> Working data
__________________________________________________
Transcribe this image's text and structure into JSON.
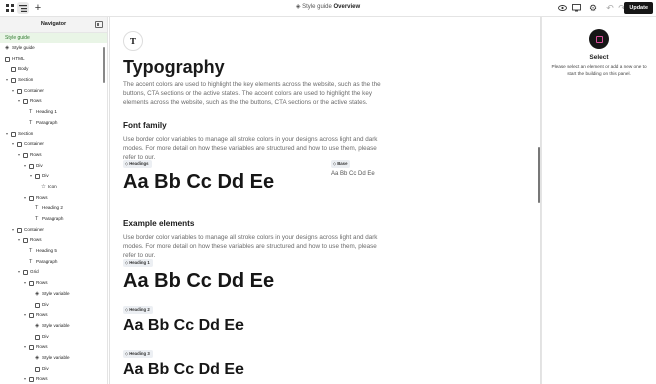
{
  "topbar": {
    "breadcrumb_prefix": "Style guide",
    "breadcrumb_page": "Overview",
    "update_label": "Update"
  },
  "navigator": {
    "title": "Navigator",
    "tag": "Style guide",
    "tree": [
      {
        "label": "Style guide",
        "depth": 0,
        "icon": "style-icon",
        "chev": false
      },
      {
        "label": "HTML",
        "depth": 0,
        "icon": "box",
        "chev": false
      },
      {
        "label": "Body",
        "depth": 1,
        "icon": "box",
        "chev": false
      },
      {
        "label": "Section",
        "depth": 1,
        "icon": "box",
        "chev": true
      },
      {
        "label": "Container",
        "depth": 2,
        "icon": "box",
        "chev": true
      },
      {
        "label": "Rows",
        "depth": 3,
        "icon": "box",
        "chev": true
      },
      {
        "label": "Heading 1",
        "depth": 4,
        "icon": "text",
        "chev": false
      },
      {
        "label": "Paragraph",
        "depth": 4,
        "icon": "text",
        "chev": false
      },
      {
        "label": "Section",
        "depth": 1,
        "icon": "box",
        "chev": true
      },
      {
        "label": "Container",
        "depth": 2,
        "icon": "box",
        "chev": true
      },
      {
        "label": "Rows",
        "depth": 3,
        "icon": "box",
        "chev": true
      },
      {
        "label": "Div",
        "depth": 4,
        "icon": "box",
        "chev": true
      },
      {
        "label": "Div",
        "depth": 5,
        "icon": "box",
        "chev": true
      },
      {
        "label": "Icon",
        "depth": 6,
        "icon": "star",
        "chev": false
      },
      {
        "label": "Rows",
        "depth": 4,
        "icon": "box",
        "chev": true
      },
      {
        "label": "Heading 2",
        "depth": 5,
        "icon": "text",
        "chev": false
      },
      {
        "label": "Paragraph",
        "depth": 5,
        "icon": "text",
        "chev": false
      },
      {
        "label": "Container",
        "depth": 2,
        "icon": "box",
        "chev": true
      },
      {
        "label": "Rows",
        "depth": 3,
        "icon": "box",
        "chev": true
      },
      {
        "label": "Heading 5",
        "depth": 4,
        "icon": "text",
        "chev": false
      },
      {
        "label": "Paragraph",
        "depth": 4,
        "icon": "text",
        "chev": false
      },
      {
        "label": "Grid",
        "depth": 3,
        "icon": "box",
        "chev": true
      },
      {
        "label": "Rows",
        "depth": 4,
        "icon": "box",
        "chev": true
      },
      {
        "label": "Style variable",
        "depth": 5,
        "icon": "style-icon",
        "chev": false
      },
      {
        "label": "Div",
        "depth": 5,
        "icon": "box",
        "chev": false
      },
      {
        "label": "Rows",
        "depth": 4,
        "icon": "box",
        "chev": true
      },
      {
        "label": "Style variable",
        "depth": 5,
        "icon": "style-icon",
        "chev": false
      },
      {
        "label": "Div",
        "depth": 5,
        "icon": "box",
        "chev": false
      },
      {
        "label": "Rows",
        "depth": 4,
        "icon": "box",
        "chev": true
      },
      {
        "label": "Style variable",
        "depth": 5,
        "icon": "style-icon",
        "chev": false
      },
      {
        "label": "Div",
        "depth": 5,
        "icon": "box",
        "chev": false
      },
      {
        "label": "Rows",
        "depth": 4,
        "icon": "box",
        "chev": true
      }
    ]
  },
  "page": {
    "logo_glyph": "T",
    "title": "Typography",
    "intro": "The accent colors are used to highlight the key elements across the website, such as the the buttons, CTA sections or the active states. The accent colors are used to highlight the key elements across the website, such as the the buttons, CTA sections or the active states.",
    "font_family": {
      "heading": "Font family",
      "desc": "Use border color variables to manage all stroke colors in your designs across light and dark modes. For more detail on how these variables are structured and how to use them, please refer to our.",
      "headings_badge": "Headings",
      "headings_sample": "Aa Bb Cc Dd Ee",
      "base_badge": "Base",
      "base_sample": "Aa Bb Cc Dd Ee"
    },
    "examples": {
      "heading": "Example elements",
      "desc": "Use border color variables to manage all stroke colors in your designs across light and dark modes. For more detail on how these variables are structured and how to use them, please refer to our.",
      "items": [
        {
          "badge": "Heading 1",
          "sample": "Aa Bb Cc Dd Ee"
        },
        {
          "badge": "Heading 2",
          "sample": "Aa Bb Cc Dd Ee"
        },
        {
          "badge": "Heading 3",
          "sample": "Aa Bb Cc Dd Ee"
        }
      ]
    }
  },
  "rightpanel": {
    "title": "Select",
    "desc": "Please select an element or add a new one to start the building on this panel."
  }
}
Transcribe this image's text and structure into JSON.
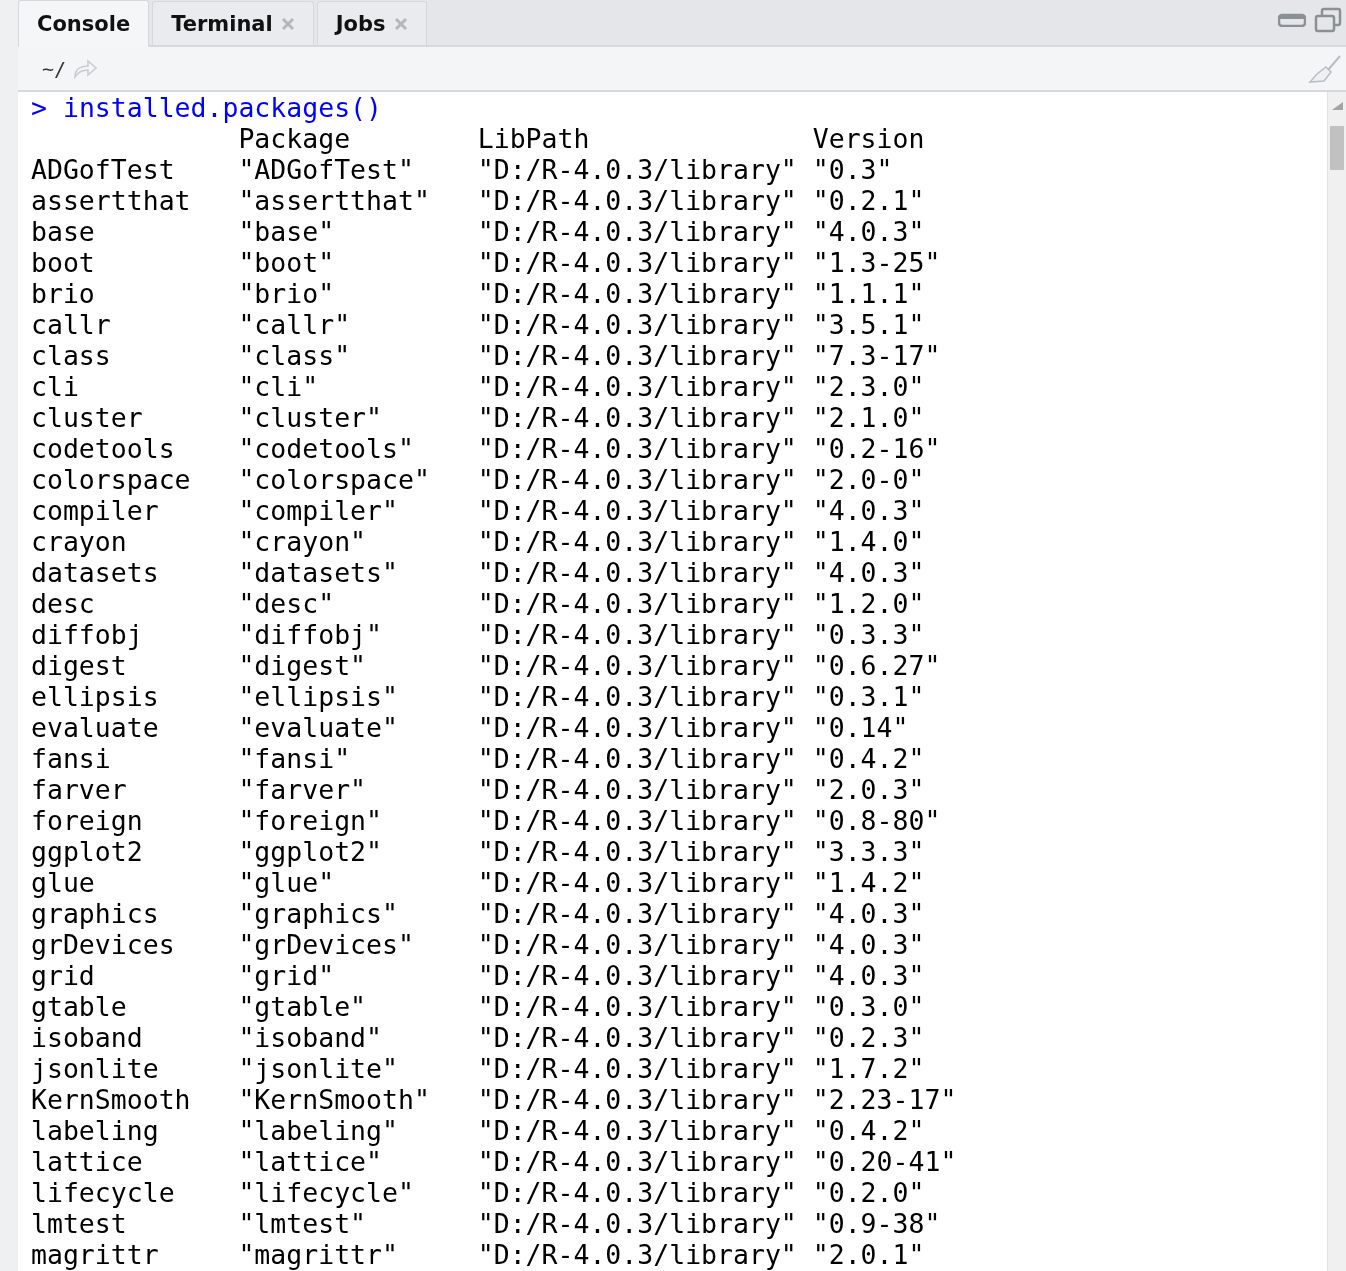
{
  "tabs": [
    {
      "label": "Console",
      "selected": true,
      "closable": false
    },
    {
      "label": "Terminal",
      "selected": false,
      "closable": true
    },
    {
      "label": "Jobs",
      "selected": false,
      "closable": true
    }
  ],
  "toolbar": {
    "path": "~/"
  },
  "console": {
    "prompt": ">",
    "command": "installed.packages()",
    "columns": [
      "Package",
      "LibPath",
      "Version"
    ],
    "rows": [
      {
        "name": "ADGofTest",
        "package": "\"ADGofTest\"",
        "libpath": "\"D:/R-4.0.3/library\"",
        "version": "\"0.3\""
      },
      {
        "name": "assertthat",
        "package": "\"assertthat\"",
        "libpath": "\"D:/R-4.0.3/library\"",
        "version": "\"0.2.1\""
      },
      {
        "name": "base",
        "package": "\"base\"",
        "libpath": "\"D:/R-4.0.3/library\"",
        "version": "\"4.0.3\""
      },
      {
        "name": "boot",
        "package": "\"boot\"",
        "libpath": "\"D:/R-4.0.3/library\"",
        "version": "\"1.3-25\""
      },
      {
        "name": "brio",
        "package": "\"brio\"",
        "libpath": "\"D:/R-4.0.3/library\"",
        "version": "\"1.1.1\""
      },
      {
        "name": "callr",
        "package": "\"callr\"",
        "libpath": "\"D:/R-4.0.3/library\"",
        "version": "\"3.5.1\""
      },
      {
        "name": "class",
        "package": "\"class\"",
        "libpath": "\"D:/R-4.0.3/library\"",
        "version": "\"7.3-17\""
      },
      {
        "name": "cli",
        "package": "\"cli\"",
        "libpath": "\"D:/R-4.0.3/library\"",
        "version": "\"2.3.0\""
      },
      {
        "name": "cluster",
        "package": "\"cluster\"",
        "libpath": "\"D:/R-4.0.3/library\"",
        "version": "\"2.1.0\""
      },
      {
        "name": "codetools",
        "package": "\"codetools\"",
        "libpath": "\"D:/R-4.0.3/library\"",
        "version": "\"0.2-16\""
      },
      {
        "name": "colorspace",
        "package": "\"colorspace\"",
        "libpath": "\"D:/R-4.0.3/library\"",
        "version": "\"2.0-0\""
      },
      {
        "name": "compiler",
        "package": "\"compiler\"",
        "libpath": "\"D:/R-4.0.3/library\"",
        "version": "\"4.0.3\""
      },
      {
        "name": "crayon",
        "package": "\"crayon\"",
        "libpath": "\"D:/R-4.0.3/library\"",
        "version": "\"1.4.0\""
      },
      {
        "name": "datasets",
        "package": "\"datasets\"",
        "libpath": "\"D:/R-4.0.3/library\"",
        "version": "\"4.0.3\""
      },
      {
        "name": "desc",
        "package": "\"desc\"",
        "libpath": "\"D:/R-4.0.3/library\"",
        "version": "\"1.2.0\""
      },
      {
        "name": "diffobj",
        "package": "\"diffobj\"",
        "libpath": "\"D:/R-4.0.3/library\"",
        "version": "\"0.3.3\""
      },
      {
        "name": "digest",
        "package": "\"digest\"",
        "libpath": "\"D:/R-4.0.3/library\"",
        "version": "\"0.6.27\""
      },
      {
        "name": "ellipsis",
        "package": "\"ellipsis\"",
        "libpath": "\"D:/R-4.0.3/library\"",
        "version": "\"0.3.1\""
      },
      {
        "name": "evaluate",
        "package": "\"evaluate\"",
        "libpath": "\"D:/R-4.0.3/library\"",
        "version": "\"0.14\""
      },
      {
        "name": "fansi",
        "package": "\"fansi\"",
        "libpath": "\"D:/R-4.0.3/library\"",
        "version": "\"0.4.2\""
      },
      {
        "name": "farver",
        "package": "\"farver\"",
        "libpath": "\"D:/R-4.0.3/library\"",
        "version": "\"2.0.3\""
      },
      {
        "name": "foreign",
        "package": "\"foreign\"",
        "libpath": "\"D:/R-4.0.3/library\"",
        "version": "\"0.8-80\""
      },
      {
        "name": "ggplot2",
        "package": "\"ggplot2\"",
        "libpath": "\"D:/R-4.0.3/library\"",
        "version": "\"3.3.3\""
      },
      {
        "name": "glue",
        "package": "\"glue\"",
        "libpath": "\"D:/R-4.0.3/library\"",
        "version": "\"1.4.2\""
      },
      {
        "name": "graphics",
        "package": "\"graphics\"",
        "libpath": "\"D:/R-4.0.3/library\"",
        "version": "\"4.0.3\""
      },
      {
        "name": "grDevices",
        "package": "\"grDevices\"",
        "libpath": "\"D:/R-4.0.3/library\"",
        "version": "\"4.0.3\""
      },
      {
        "name": "grid",
        "package": "\"grid\"",
        "libpath": "\"D:/R-4.0.3/library\"",
        "version": "\"4.0.3\""
      },
      {
        "name": "gtable",
        "package": "\"gtable\"",
        "libpath": "\"D:/R-4.0.3/library\"",
        "version": "\"0.3.0\""
      },
      {
        "name": "isoband",
        "package": "\"isoband\"",
        "libpath": "\"D:/R-4.0.3/library\"",
        "version": "\"0.2.3\""
      },
      {
        "name": "jsonlite",
        "package": "\"jsonlite\"",
        "libpath": "\"D:/R-4.0.3/library\"",
        "version": "\"1.7.2\""
      },
      {
        "name": "KernSmooth",
        "package": "\"KernSmooth\"",
        "libpath": "\"D:/R-4.0.3/library\"",
        "version": "\"2.23-17\""
      },
      {
        "name": "labeling",
        "package": "\"labeling\"",
        "libpath": "\"D:/R-4.0.3/library\"",
        "version": "\"0.4.2\""
      },
      {
        "name": "lattice",
        "package": "\"lattice\"",
        "libpath": "\"D:/R-4.0.3/library\"",
        "version": "\"0.20-41\""
      },
      {
        "name": "lifecycle",
        "package": "\"lifecycle\"",
        "libpath": "\"D:/R-4.0.3/library\"",
        "version": "\"0.2.0\""
      },
      {
        "name": "lmtest",
        "package": "\"lmtest\"",
        "libpath": "\"D:/R-4.0.3/library\"",
        "version": "\"0.9-38\""
      },
      {
        "name": "magrittr",
        "package": "\"magrittr\"",
        "libpath": "\"D:/R-4.0.3/library\"",
        "version": "\"2.0.1\""
      }
    ]
  }
}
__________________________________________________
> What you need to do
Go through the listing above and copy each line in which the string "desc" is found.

> Written solution
      "desc": "Use border color variables to manage all stroke colors in your designs across light and dark modes. For more detail on how these variables are structured and how to use them, please refer to our.",
      "desc": "Use border color variables to manage all stroke colors in your designs across light and dark modes. For more detail on how these variables are structured and how to use them, please refer to our.",
    "desc": "Please select an element or add a new one to start the building on this panel."
        "name": "desc",
        "package": "\"desc\"",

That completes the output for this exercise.